especially in parts of the US that did not benefit from the cultural philanthropy of the last century.
By this he means rich collectors who bought trophy items from goodness-knows-where and then left them to museums, ostensibly altruistically but in reality in self-glorification. He suggests that in the USA:
Our challenge is to create a new culture of collecting, which will be sustained by the vast number of antiquities already within borders of the United States.The problem for him is that those objects consist (only?) of two categories of such works, 'which both require basic policy changes in order for their value to be realised in the public interest'.

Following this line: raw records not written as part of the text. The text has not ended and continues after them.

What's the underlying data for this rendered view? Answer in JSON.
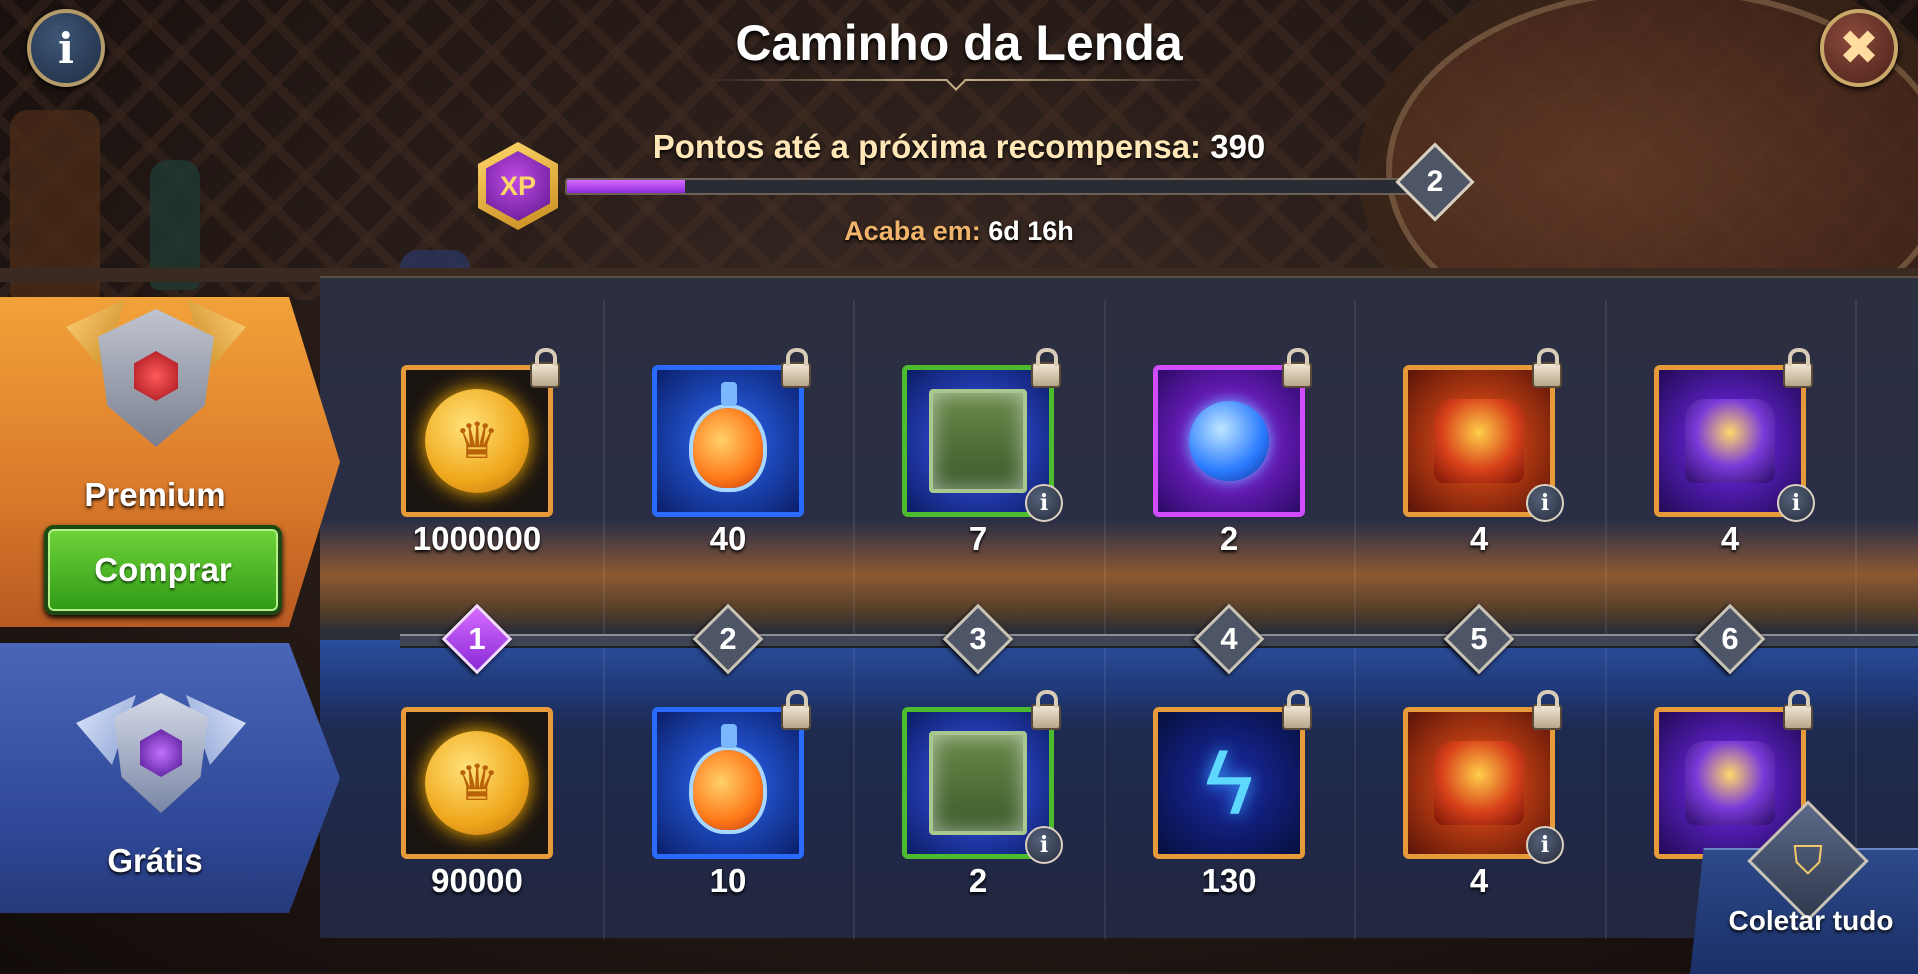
{
  "header": {
    "title": "Caminho da Lenda",
    "info_icon": "info-icon",
    "close_icon": "close-icon"
  },
  "progress": {
    "label": "Pontos até a próxima recompensa:",
    "points": "390",
    "fill_fraction": 0.14,
    "next_level": "2",
    "xp_badge_text": "XP",
    "ends_label": "Acaba em:",
    "ends_value": "6d 16h"
  },
  "tiers": {
    "premium": {
      "label": "Premium",
      "buy_label": "Comprar"
    },
    "free": {
      "label": "Grátis"
    }
  },
  "levels": [
    "1",
    "2",
    "3",
    "4",
    "5",
    "6"
  ],
  "active_level": "1",
  "premium_rewards": [
    {
      "amount": "1000000",
      "icon": "gold-coin-icon",
      "locked": true,
      "info": false
    },
    {
      "amount": "40",
      "icon": "potion-icon",
      "locked": true,
      "info": false
    },
    {
      "amount": "7",
      "icon": "chest-icon",
      "locked": true,
      "info": true
    },
    {
      "amount": "2",
      "icon": "orb-icon",
      "locked": true,
      "info": false
    },
    {
      "amount": "4",
      "icon": "red-relic-icon",
      "locked": true,
      "info": true
    },
    {
      "amount": "4",
      "icon": "purple-relic-icon",
      "locked": true,
      "info": true
    }
  ],
  "free_rewards": [
    {
      "amount": "90000",
      "icon": "gold-coin-icon",
      "locked": false,
      "info": false
    },
    {
      "amount": "10",
      "icon": "potion-icon",
      "locked": true,
      "info": false
    },
    {
      "amount": "2",
      "icon": "chest-icon",
      "locked": true,
      "info": true
    },
    {
      "amount": "130",
      "icon": "lightning-icon",
      "locked": true,
      "info": false
    },
    {
      "amount": "4",
      "icon": "red-relic-icon",
      "locked": true,
      "info": true
    },
    {
      "amount": "",
      "icon": "purple-relic-icon",
      "locked": true,
      "info": false
    }
  ],
  "collect_all": {
    "label": "Coletar tudo",
    "icon": "collect-all-icon"
  },
  "colors": {
    "accent_purple": "#b04aff",
    "premium_orange": "#e8892f",
    "free_blue": "#3a54a8",
    "buy_green": "#4cb52a"
  }
}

The first is comprised of the hundreds of thousands of ‘orphan’ antiquities, which have been privately assembled by American dealers and collectors over the last 40 years or so. I call them orphans because, even if they arrived in the US before 1970, they likely lack full documentation [...] Unless we find a solution, these collections are likely soon to be sold and dispersed, in many cases to foreign buyers. The American public, of course, will be the loser.Heaven forbid, eh, that some of them should find their way back, perhaps, to the Old World countries they were taken from... Note that it is the part of the trade dealing with private collectors that in this passage is the producer of those 'orphan' (sic) items. The second category 'of antiquities inside US borders that is effectively frozen out of the trade is that unseen by the public, in museum storage'. So, what Vikan is saying is that collectors collected, and collected and donated too much stuff to museums which really see no need to put all those thousands of (apparently) excess items on display. One wonders then why the collectors collected so many excess random undisplayable items anyway. Greed maybe. Or maybe some inferiority complexes came into play here. Anyway, museums are lumbered with them Vikan says:
what they represent to the museum, and thus to the public, is an ongoing expense [...] AAMD guidelines should be revised, and incentives found for getting these works swiftly to public auctions, so that they can re-enter the marketplace of dealers and collectors, and eventually find their home in other museums, where they will be prized and exhibited. Our encyclopaedic museums must shake off their culture of hoarding, so that when they sell from storage they will be seen to be offering value to the public.I guess the mistaken ambition that a museum can truly be 'encyclopaedic' (a notion that also results from some sick ambitions and rivalry) led them to accession stuff they cannot possibly use. That is of course (Museum Studies 101) not how a responsible museum accession policy should work. But why on earth Mr Vikan sees the answer as flogging everything off is unclear. First of all, what about the wishes of the original donors (and their heirs)? Are not the museums legally obliged to respect those - and the things that they do not want perhaps should be offered back to the heirs (vide the case of Sekhemka in the UK, where museums in general are prevented from disposing of material because of clauses in the contracts drawn up at the time of their deposition). Indeed, many donors would have stipulated that their collections were not split up. The British MA guidelines stipulate that objects that one museum wants to clear out of their storerooms should not be sold on the open market, but relocated to a museum that wants them and can properly house them. US museums bellyache about foreign nations who do not want to loan them stuff when they have a MOU, but then (to judge from this) seem not to be all that willing to even loan each other stuff.
As for all those paperless 'orphans' bought no-questions-asked by assorted private collectors, Vikan's suggestion how to legitimise them is telling:
The solution, I believe, lies in a comprehensive internet database with images of all orphan works along with all information known about their history. Aggressively marketed to their countries of likely origin, with adequate protection of privacy, this would be where potential claimants could find large numbers of searchable antiquities in the hands of American collectors and dealers, and make whatever legitimate claims they might have for restitution. But inevitably, as time goes by and when no claims are made on the vast majority of posted works, there will be a marked thawing of that channel connecting collectors to museums to the public – a de facto ‘repose’ of title borne of transparency. The orphans will, in effect, be granted an amnesty.